* INSTRUCTIONS TO FOLLOW
Whenever a line of the listing contains the string "venv", return that line.

::::::::::

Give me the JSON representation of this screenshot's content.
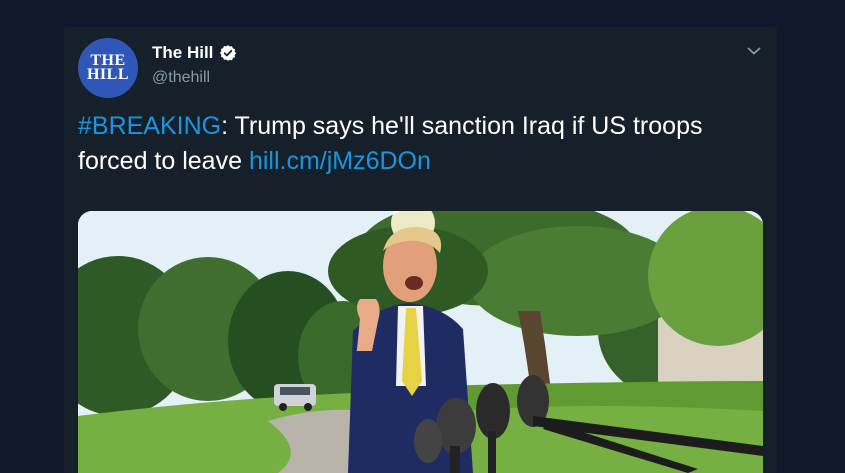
{
  "colors": {
    "page_background": "#10182e",
    "card_background": "#15202b",
    "accent_link": "#1b95e0",
    "text_primary": "#ffffff",
    "text_secondary": "#8899a6",
    "avatar_background": "#2f57b7"
  },
  "author": {
    "avatar_line1": "THE",
    "avatar_line2": "HILL",
    "display_name": "The Hill",
    "handle": "@thehill",
    "verified_icon": "verified-badge-icon"
  },
  "tweet": {
    "hashtag": "#BREAKING",
    "text_after_hashtag": ": Trump says he'll sanction Iraq if US troops forced to leave ",
    "link_text": "hill.cm/jMz6DOn"
  },
  "menu": {
    "icon": "chevron-down-icon"
  },
  "media": {
    "type": "photo"
  }
}
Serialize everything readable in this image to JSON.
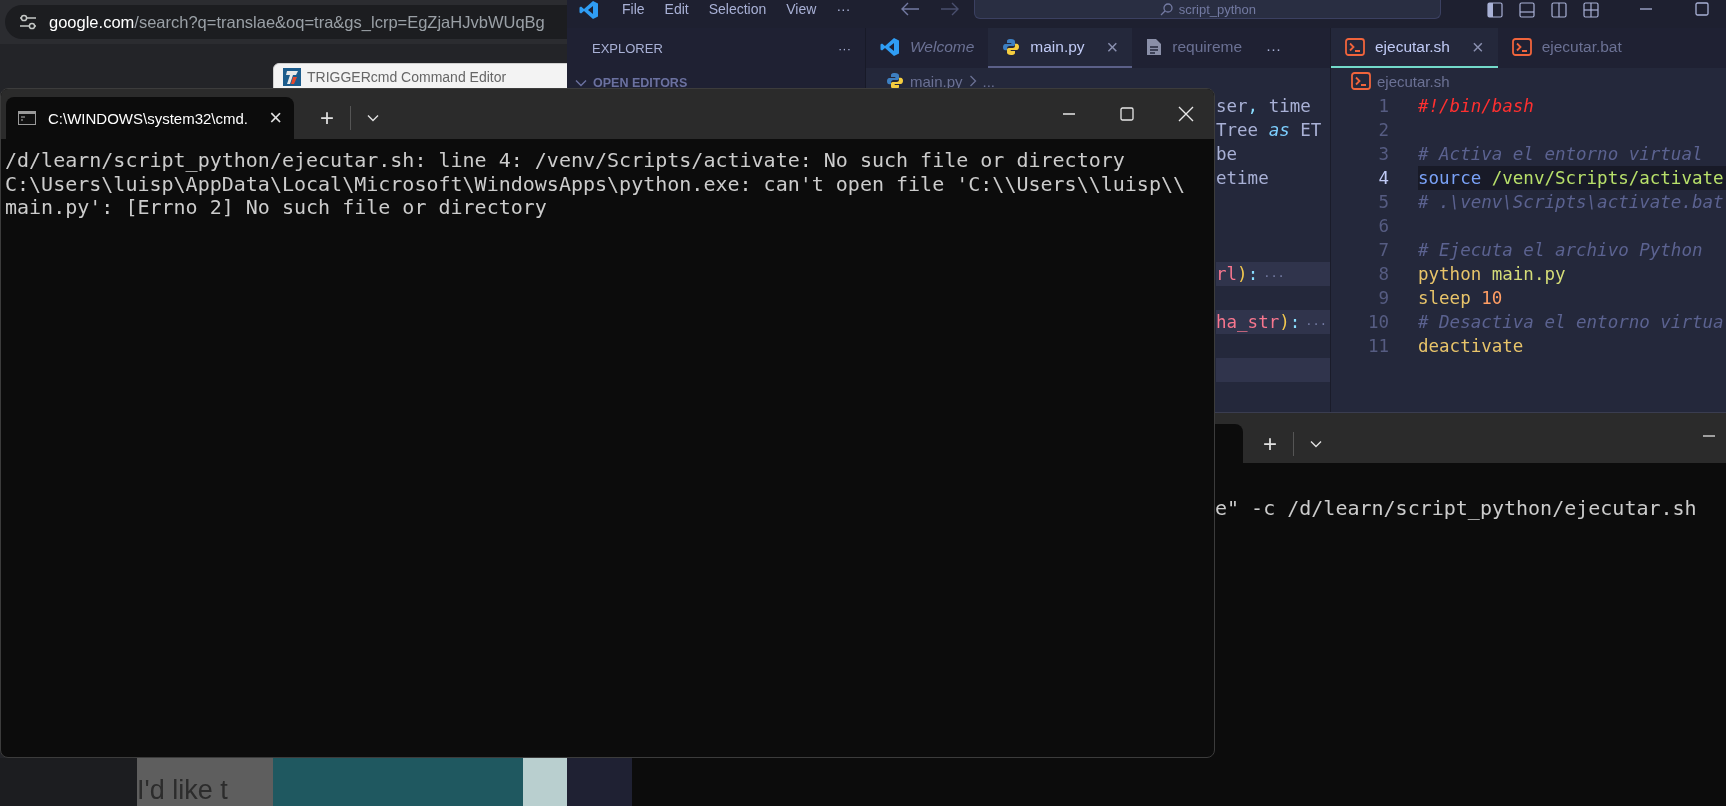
{
  "browser": {
    "address": {
      "domain": "google.com",
      "path": "/search?q=translae&oq=tra&gs_lcrp=EgZjaHJvbWUqBg"
    },
    "background_window": {
      "title": "TRIGGERcmd Command Editor"
    },
    "page_text": "I'd like t"
  },
  "vscode": {
    "menu": [
      "File",
      "Edit",
      "Selection",
      "View",
      "···"
    ],
    "search": "script_python",
    "sidebar": {
      "title": "EXPLORER",
      "more": "···",
      "section": "OPEN EDITORS"
    },
    "groups": [
      {
        "active": false,
        "overflow": "···",
        "tabs": [
          {
            "label": "Welcome",
            "kind": "vscode",
            "selected": false,
            "preview": true
          },
          {
            "label": "main.py",
            "kind": "python",
            "selected": true,
            "preview": false,
            "close": "×"
          },
          {
            "label": "requireme",
            "kind": "file",
            "selected": false,
            "preview": false
          }
        ],
        "breadcrumb": {
          "file": "main.py",
          "kind": "python",
          "more": "..."
        },
        "rows": [
          {
            "kind": "code",
            "tokens": [
              {
                "text": "ser",
                "kind": "plain"
              },
              {
                "text": ",",
                "kind": "punct"
              },
              {
                "text": " time",
                "kind": "plain"
              }
            ]
          },
          {
            "kind": "code",
            "tokens": [
              {
                "text": "Tree ",
                "kind": "plain"
              },
              {
                "text": "as",
                "kind": "keyword"
              },
              {
                "text": " ET",
                "kind": "plain"
              }
            ]
          },
          {
            "kind": "code",
            "tokens": [
              {
                "text": "be",
                "kind": "plain"
              }
            ]
          },
          {
            "kind": "code",
            "tokens": [
              {
                "text": "etime",
                "kind": "plain"
              }
            ]
          },
          {
            "kind": "blank"
          },
          {
            "kind": "blank"
          },
          {
            "kind": "blank"
          },
          {
            "kind": "folded",
            "tokens": [
              {
                "text": "rl",
                "kind": "name"
              },
              {
                "text": ")",
                "kind": "paren"
              },
              {
                "text": ":",
                "kind": "punct"
              },
              {
                "text": "···",
                "kind": "fold"
              }
            ]
          },
          {
            "kind": "blank"
          },
          {
            "kind": "folded",
            "tokens": [
              {
                "text": "ha_str",
                "kind": "name"
              },
              {
                "text": ")",
                "kind": "paren"
              },
              {
                "text": ":",
                "kind": "punct"
              },
              {
                "text": "···",
                "kind": "fold"
              }
            ]
          },
          {
            "kind": "blank"
          },
          {
            "kind": "highlight"
          }
        ]
      },
      {
        "active": true,
        "tabs": [
          {
            "label": "ejecutar.sh",
            "kind": "shell",
            "selected": true,
            "preview": false,
            "close": "×"
          },
          {
            "label": "ejecutar.bat",
            "kind": "shell",
            "selected": false,
            "preview": false
          }
        ],
        "breadcrumb": {
          "file": "ejecutar.sh",
          "kind": "shell"
        },
        "rows": [
          {
            "number": "1",
            "current": false,
            "tokens": [
              {
                "text": "#!/bin/bash",
                "kind": "shebang"
              }
            ]
          },
          {
            "number": "2",
            "current": false
          },
          {
            "number": "3",
            "current": false,
            "tokens": [
              {
                "text": "# Activa el entorno virtual",
                "kind": "comment"
              }
            ]
          },
          {
            "number": "4",
            "current": true,
            "tokens": [
              {
                "text": "source",
                "kind": "builtin"
              },
              {
                "text": " /venv/Scripts/activate",
                "kind": "path"
              }
            ]
          },
          {
            "number": "5",
            "current": false,
            "tokens": [
              {
                "text": "# .\\venv\\Scripts\\activate.bat",
                "kind": "comment"
              }
            ]
          },
          {
            "number": "6",
            "current": false
          },
          {
            "number": "7",
            "current": false,
            "tokens": [
              {
                "text": "# Ejecuta el archivo Python",
                "kind": "comment"
              }
            ]
          },
          {
            "number": "8",
            "current": false,
            "tokens": [
              {
                "text": "python",
                "kind": "command"
              },
              {
                "text": " main.py",
                "kind": "argument"
              }
            ]
          },
          {
            "number": "9",
            "current": false,
            "tokens": [
              {
                "text": "sleep",
                "kind": "command"
              },
              {
                "text": " 10",
                "kind": "number"
              }
            ]
          },
          {
            "number": "10",
            "current": false,
            "tokens": [
              {
                "text": "# Desactiva el entorno virtua",
                "kind": "comment"
              }
            ]
          },
          {
            "number": "11",
            "current": false,
            "tokens": [
              {
                "text": "deactivate",
                "kind": "command"
              }
            ]
          }
        ]
      }
    ]
  },
  "terminal": {
    "new_tab": "+",
    "line": "e\" -c /d/learn/script_python/ejecutar.sh"
  },
  "cmd": {
    "tab": {
      "title": "C:\\WINDOWS\\system32\\cmd.",
      "close": "×"
    },
    "new_tab": "+",
    "output": [
      "/d/learn/script_python/ejecutar.sh: line 4: /venv/Scripts/activate: No such file or directory",
      "C:\\Users\\luisp\\AppData\\Local\\Microsoft\\WindowsApps\\python.exe: can't open file 'C:\\\\Users\\\\luisp\\\\",
      "main.py': [Errno 2] No such file or directory"
    ]
  }
}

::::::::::

* REPLY TO THE EXERCISE
                "text": " /venv/Scripts/activate",
                "text": "# .\\venv\\Scripts\\activate.bat",
      "/d/learn/script_python/ejecutar.sh: line 4: /venv/Scripts/activate: No such file or directory",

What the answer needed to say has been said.